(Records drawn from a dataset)
☆ ☆ ☆ ☆ ☆ ☆ ☆

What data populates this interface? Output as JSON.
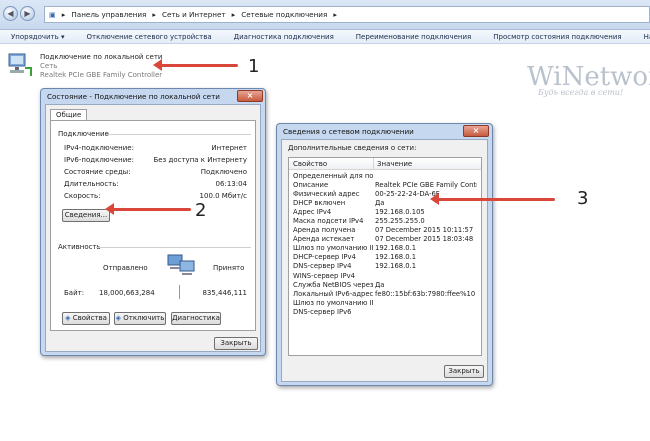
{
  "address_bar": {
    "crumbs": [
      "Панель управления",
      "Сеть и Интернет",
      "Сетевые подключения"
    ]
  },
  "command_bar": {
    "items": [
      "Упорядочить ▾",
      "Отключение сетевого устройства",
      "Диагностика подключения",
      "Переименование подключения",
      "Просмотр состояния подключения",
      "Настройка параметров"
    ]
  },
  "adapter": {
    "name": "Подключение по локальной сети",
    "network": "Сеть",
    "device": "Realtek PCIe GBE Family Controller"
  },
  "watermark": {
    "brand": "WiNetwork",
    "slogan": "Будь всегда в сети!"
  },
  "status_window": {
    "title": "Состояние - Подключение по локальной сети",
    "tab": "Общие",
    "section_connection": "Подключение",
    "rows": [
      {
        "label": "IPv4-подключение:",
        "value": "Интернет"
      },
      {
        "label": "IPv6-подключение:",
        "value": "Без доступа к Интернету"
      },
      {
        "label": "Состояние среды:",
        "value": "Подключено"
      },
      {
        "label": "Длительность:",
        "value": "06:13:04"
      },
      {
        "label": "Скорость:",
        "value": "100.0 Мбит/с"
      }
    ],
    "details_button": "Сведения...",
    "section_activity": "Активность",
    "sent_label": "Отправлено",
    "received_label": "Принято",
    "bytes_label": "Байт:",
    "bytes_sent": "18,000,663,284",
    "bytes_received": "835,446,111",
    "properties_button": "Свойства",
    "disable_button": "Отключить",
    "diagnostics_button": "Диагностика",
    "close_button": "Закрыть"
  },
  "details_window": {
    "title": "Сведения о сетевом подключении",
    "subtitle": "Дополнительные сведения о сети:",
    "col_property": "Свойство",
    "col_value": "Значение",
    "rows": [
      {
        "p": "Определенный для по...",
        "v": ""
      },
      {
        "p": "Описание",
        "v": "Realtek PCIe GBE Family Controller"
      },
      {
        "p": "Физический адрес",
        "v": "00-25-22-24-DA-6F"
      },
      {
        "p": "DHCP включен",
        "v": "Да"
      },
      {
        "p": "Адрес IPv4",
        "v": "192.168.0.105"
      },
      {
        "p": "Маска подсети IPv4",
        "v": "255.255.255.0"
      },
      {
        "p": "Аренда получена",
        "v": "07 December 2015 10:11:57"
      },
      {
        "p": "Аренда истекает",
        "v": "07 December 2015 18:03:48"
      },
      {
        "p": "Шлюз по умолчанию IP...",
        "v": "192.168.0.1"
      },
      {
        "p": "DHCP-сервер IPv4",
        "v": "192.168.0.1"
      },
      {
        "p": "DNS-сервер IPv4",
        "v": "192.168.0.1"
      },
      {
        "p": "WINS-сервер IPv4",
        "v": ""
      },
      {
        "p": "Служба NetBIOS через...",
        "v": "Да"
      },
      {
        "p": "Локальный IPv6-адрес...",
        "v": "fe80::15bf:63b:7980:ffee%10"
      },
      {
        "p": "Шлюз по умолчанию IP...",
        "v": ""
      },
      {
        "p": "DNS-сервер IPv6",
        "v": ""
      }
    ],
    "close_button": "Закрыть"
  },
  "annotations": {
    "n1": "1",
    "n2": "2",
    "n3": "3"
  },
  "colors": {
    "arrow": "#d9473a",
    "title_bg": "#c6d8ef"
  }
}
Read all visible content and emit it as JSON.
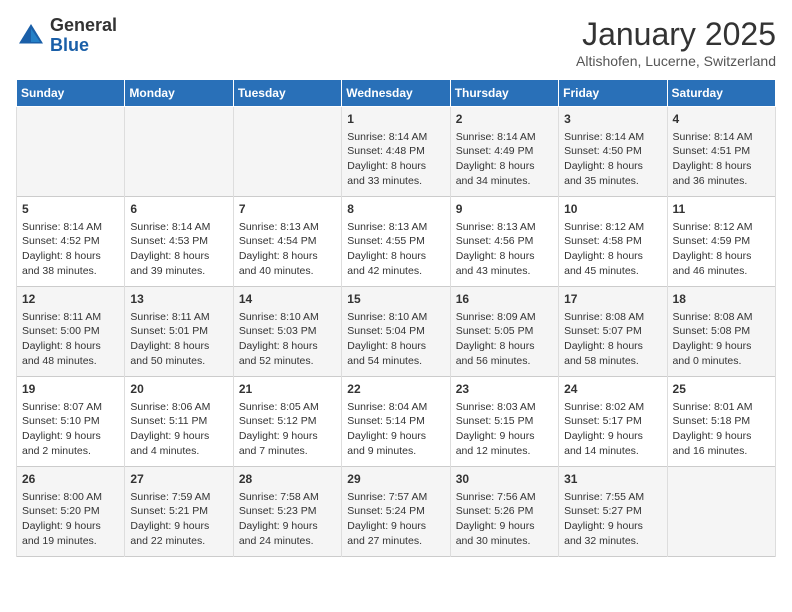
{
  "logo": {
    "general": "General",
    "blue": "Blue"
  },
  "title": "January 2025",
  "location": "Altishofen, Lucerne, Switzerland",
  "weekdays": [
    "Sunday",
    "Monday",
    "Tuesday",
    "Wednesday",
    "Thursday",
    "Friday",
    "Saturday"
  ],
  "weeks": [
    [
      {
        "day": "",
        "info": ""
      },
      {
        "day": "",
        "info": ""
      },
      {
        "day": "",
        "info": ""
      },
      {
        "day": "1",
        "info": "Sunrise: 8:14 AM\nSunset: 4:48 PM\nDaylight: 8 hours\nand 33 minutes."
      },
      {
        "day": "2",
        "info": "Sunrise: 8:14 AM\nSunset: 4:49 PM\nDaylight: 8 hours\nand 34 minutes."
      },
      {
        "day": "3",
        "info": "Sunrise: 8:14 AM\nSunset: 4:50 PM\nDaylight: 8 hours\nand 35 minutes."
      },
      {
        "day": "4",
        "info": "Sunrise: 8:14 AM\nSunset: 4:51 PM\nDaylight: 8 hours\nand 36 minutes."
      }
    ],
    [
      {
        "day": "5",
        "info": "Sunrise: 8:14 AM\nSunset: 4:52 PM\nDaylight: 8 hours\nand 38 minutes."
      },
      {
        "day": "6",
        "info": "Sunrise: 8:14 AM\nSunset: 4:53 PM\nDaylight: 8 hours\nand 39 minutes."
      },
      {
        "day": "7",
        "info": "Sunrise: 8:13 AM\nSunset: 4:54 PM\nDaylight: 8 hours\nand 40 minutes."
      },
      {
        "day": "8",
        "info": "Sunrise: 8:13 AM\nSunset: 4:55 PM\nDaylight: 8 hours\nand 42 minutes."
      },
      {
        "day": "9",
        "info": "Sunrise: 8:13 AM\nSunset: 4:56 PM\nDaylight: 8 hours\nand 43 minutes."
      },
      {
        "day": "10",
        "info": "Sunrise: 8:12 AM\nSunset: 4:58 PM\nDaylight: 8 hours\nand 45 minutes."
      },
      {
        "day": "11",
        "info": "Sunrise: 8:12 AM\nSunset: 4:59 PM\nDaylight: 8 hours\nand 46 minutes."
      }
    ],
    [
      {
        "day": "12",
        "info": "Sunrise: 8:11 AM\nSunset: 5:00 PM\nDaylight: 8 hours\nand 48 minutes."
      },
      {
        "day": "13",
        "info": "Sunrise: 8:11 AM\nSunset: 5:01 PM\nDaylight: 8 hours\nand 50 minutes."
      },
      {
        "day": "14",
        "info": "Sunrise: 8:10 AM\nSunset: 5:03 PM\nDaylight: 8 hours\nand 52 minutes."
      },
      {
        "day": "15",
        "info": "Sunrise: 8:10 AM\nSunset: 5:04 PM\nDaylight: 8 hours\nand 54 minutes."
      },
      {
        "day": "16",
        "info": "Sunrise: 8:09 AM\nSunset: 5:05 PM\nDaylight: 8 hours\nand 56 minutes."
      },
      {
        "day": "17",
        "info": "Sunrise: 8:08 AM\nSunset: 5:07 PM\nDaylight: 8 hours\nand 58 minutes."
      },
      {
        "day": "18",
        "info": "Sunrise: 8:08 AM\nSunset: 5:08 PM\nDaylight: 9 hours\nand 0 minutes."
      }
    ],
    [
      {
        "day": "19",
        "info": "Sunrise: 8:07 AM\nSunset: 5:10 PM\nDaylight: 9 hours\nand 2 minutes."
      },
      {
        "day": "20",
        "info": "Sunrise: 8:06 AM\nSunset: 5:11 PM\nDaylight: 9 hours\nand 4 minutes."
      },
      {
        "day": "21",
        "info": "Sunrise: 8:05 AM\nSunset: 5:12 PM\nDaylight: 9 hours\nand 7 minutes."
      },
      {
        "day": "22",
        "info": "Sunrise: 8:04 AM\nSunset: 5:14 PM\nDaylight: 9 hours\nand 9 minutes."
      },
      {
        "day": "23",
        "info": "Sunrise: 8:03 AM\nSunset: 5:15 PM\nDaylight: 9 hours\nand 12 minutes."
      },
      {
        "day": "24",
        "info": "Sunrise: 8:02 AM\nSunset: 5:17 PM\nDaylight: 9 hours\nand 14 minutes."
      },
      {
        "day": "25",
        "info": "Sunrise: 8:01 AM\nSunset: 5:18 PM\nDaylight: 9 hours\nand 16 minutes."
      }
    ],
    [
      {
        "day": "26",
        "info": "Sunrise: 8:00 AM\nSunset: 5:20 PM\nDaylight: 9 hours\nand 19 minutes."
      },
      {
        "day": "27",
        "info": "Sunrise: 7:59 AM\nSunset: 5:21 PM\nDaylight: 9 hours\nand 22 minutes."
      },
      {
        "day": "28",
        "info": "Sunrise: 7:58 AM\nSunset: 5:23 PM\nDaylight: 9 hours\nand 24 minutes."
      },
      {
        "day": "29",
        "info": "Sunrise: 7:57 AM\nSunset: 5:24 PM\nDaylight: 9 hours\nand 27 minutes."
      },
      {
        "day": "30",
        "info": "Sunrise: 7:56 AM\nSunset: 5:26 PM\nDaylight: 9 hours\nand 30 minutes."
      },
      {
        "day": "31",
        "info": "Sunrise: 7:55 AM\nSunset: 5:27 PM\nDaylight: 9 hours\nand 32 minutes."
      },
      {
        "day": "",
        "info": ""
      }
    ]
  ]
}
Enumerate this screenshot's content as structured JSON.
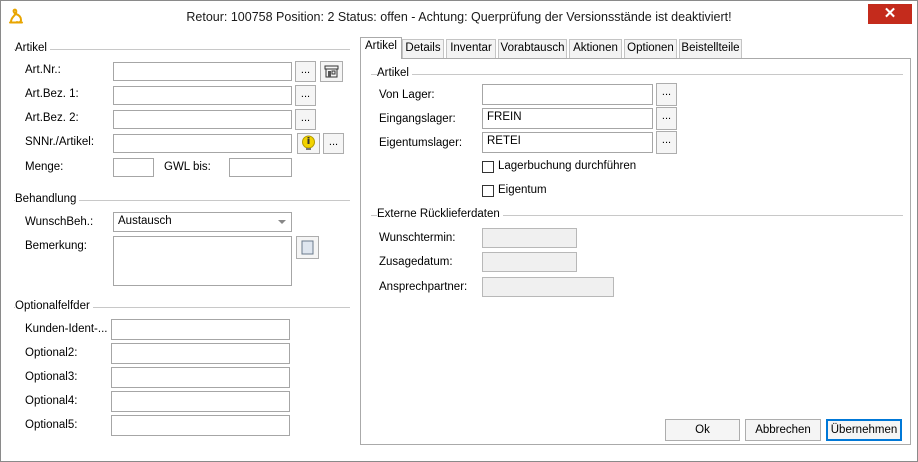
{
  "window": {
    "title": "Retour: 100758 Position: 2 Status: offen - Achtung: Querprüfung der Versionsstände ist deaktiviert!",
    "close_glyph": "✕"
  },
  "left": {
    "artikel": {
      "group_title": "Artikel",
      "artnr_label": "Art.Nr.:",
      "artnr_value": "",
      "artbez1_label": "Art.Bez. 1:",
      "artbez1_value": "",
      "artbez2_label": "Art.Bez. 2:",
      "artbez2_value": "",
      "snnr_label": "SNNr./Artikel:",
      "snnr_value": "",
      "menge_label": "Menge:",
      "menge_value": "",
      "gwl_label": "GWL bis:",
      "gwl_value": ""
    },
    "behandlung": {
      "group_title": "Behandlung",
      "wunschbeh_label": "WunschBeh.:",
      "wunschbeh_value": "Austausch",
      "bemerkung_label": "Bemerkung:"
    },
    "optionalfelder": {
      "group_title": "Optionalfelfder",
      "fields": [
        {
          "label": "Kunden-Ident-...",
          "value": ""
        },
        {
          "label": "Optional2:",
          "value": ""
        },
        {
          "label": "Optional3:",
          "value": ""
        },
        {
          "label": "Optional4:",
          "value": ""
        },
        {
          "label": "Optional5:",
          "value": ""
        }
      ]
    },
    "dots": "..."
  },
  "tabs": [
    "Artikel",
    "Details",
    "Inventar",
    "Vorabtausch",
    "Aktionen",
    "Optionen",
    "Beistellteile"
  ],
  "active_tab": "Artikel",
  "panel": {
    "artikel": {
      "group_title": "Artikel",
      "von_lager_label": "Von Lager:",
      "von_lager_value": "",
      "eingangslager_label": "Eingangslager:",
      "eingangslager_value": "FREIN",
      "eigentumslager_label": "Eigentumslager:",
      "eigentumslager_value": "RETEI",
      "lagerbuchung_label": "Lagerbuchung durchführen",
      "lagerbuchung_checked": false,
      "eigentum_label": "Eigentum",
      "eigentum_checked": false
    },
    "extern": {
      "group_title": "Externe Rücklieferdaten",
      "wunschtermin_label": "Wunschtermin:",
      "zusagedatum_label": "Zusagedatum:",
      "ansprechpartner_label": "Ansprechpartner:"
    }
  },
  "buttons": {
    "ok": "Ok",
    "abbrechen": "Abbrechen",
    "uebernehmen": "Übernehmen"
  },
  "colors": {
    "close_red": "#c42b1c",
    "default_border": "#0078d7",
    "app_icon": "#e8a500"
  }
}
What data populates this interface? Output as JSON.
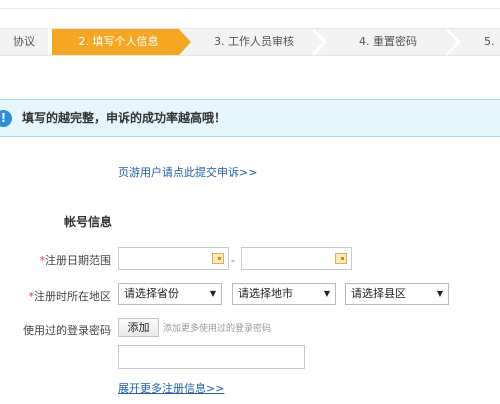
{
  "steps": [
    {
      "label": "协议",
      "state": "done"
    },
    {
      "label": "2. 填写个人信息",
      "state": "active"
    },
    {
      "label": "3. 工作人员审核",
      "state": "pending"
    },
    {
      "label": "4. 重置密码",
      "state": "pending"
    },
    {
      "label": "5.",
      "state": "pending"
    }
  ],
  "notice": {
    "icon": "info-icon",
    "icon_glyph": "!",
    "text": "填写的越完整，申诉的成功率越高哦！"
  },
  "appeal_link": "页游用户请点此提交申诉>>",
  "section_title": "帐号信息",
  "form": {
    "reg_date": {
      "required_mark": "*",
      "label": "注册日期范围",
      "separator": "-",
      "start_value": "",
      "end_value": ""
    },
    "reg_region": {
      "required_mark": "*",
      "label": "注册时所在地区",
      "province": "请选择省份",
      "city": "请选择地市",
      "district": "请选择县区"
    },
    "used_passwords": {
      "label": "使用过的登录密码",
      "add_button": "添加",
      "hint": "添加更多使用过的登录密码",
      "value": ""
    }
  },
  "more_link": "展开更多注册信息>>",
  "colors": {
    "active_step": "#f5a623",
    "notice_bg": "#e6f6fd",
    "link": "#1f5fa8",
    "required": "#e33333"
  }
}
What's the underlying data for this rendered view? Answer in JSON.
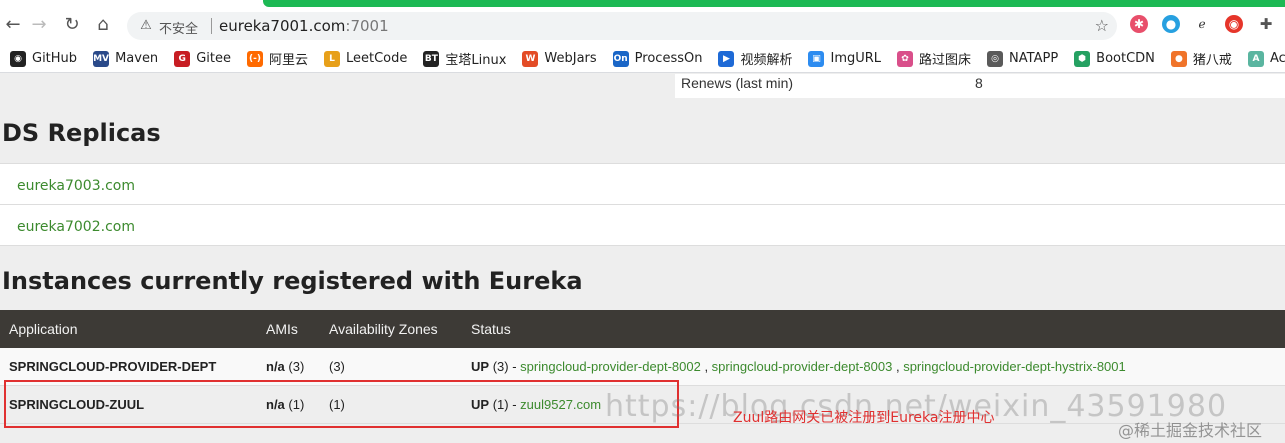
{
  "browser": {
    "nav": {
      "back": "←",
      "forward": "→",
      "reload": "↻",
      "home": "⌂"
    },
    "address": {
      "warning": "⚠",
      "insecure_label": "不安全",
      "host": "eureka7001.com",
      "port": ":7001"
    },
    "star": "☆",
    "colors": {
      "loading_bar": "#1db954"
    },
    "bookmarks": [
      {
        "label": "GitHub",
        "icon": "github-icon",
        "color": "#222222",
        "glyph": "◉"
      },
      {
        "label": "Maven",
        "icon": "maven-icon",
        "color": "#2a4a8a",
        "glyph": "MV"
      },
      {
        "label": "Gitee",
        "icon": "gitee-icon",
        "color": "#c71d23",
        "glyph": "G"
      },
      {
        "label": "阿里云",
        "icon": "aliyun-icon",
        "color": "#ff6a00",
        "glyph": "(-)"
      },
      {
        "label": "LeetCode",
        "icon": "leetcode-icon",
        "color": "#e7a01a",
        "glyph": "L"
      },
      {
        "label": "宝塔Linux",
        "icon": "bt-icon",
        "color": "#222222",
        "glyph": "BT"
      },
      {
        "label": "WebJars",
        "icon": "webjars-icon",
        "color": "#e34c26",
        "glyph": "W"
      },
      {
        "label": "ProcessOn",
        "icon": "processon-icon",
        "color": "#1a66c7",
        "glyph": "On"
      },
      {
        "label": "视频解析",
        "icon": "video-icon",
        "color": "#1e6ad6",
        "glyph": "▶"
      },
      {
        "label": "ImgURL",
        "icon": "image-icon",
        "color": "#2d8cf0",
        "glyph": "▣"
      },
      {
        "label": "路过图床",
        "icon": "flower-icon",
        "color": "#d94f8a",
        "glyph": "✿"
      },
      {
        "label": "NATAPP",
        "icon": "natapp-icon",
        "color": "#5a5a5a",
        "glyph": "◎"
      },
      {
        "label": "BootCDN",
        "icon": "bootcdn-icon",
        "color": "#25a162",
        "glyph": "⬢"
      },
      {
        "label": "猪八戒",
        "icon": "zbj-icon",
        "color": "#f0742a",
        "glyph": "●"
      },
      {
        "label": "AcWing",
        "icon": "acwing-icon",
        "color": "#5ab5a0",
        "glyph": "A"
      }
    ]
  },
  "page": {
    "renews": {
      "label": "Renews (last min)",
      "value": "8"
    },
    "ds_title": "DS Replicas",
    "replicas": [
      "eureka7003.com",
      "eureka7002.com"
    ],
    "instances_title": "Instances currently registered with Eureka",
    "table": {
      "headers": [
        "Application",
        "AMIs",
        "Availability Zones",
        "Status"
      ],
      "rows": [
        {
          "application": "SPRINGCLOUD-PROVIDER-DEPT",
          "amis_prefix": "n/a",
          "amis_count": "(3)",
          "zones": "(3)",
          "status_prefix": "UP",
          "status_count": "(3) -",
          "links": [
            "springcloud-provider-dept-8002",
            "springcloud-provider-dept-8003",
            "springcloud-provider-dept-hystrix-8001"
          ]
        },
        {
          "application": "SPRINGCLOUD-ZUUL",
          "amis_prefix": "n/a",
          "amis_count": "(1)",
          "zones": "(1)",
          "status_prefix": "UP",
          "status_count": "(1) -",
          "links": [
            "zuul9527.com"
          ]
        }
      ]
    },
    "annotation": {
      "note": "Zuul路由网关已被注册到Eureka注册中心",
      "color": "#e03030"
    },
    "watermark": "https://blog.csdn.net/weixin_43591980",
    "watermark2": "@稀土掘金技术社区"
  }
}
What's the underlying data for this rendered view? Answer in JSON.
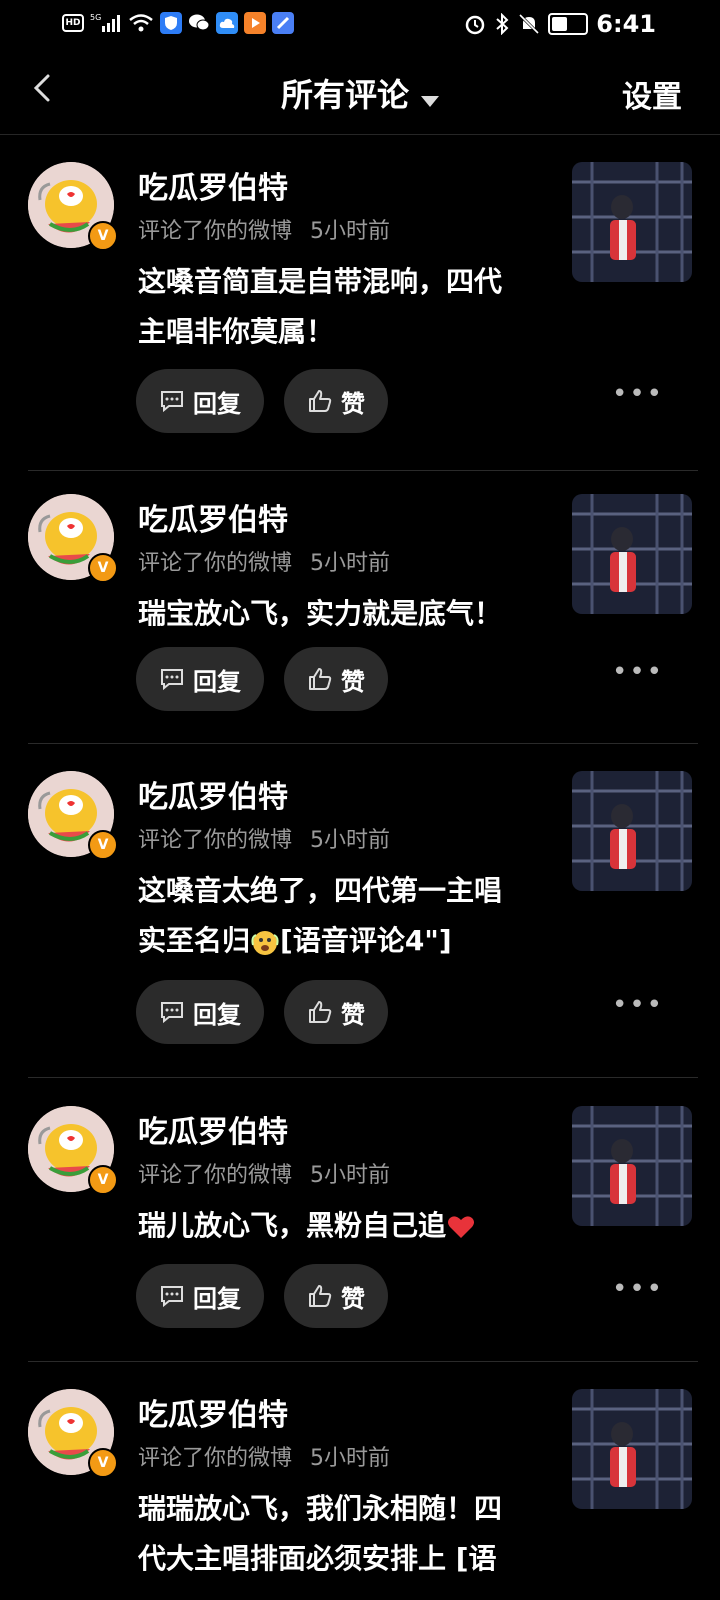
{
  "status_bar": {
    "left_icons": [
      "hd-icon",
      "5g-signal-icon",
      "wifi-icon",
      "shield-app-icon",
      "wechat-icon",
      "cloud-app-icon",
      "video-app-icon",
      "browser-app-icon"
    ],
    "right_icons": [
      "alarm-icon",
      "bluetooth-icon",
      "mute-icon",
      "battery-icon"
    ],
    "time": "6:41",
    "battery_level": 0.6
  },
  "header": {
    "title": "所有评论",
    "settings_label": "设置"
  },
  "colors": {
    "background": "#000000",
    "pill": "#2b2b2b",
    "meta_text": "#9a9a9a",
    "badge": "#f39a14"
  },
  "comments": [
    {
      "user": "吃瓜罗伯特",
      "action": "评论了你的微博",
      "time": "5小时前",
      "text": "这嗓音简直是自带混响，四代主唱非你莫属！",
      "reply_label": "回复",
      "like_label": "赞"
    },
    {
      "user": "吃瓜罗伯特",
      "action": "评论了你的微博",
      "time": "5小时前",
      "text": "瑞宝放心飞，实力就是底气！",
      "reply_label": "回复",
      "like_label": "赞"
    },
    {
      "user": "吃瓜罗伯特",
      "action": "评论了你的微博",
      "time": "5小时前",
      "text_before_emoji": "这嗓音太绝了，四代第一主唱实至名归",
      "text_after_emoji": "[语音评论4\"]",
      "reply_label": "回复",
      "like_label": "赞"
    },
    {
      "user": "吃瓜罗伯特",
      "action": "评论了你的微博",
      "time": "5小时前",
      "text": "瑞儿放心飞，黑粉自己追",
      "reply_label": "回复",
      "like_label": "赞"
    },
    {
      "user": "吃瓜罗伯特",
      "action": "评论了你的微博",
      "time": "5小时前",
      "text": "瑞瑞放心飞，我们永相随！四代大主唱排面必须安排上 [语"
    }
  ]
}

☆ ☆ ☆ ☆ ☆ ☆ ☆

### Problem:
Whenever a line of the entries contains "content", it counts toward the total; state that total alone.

### Result of the task:
2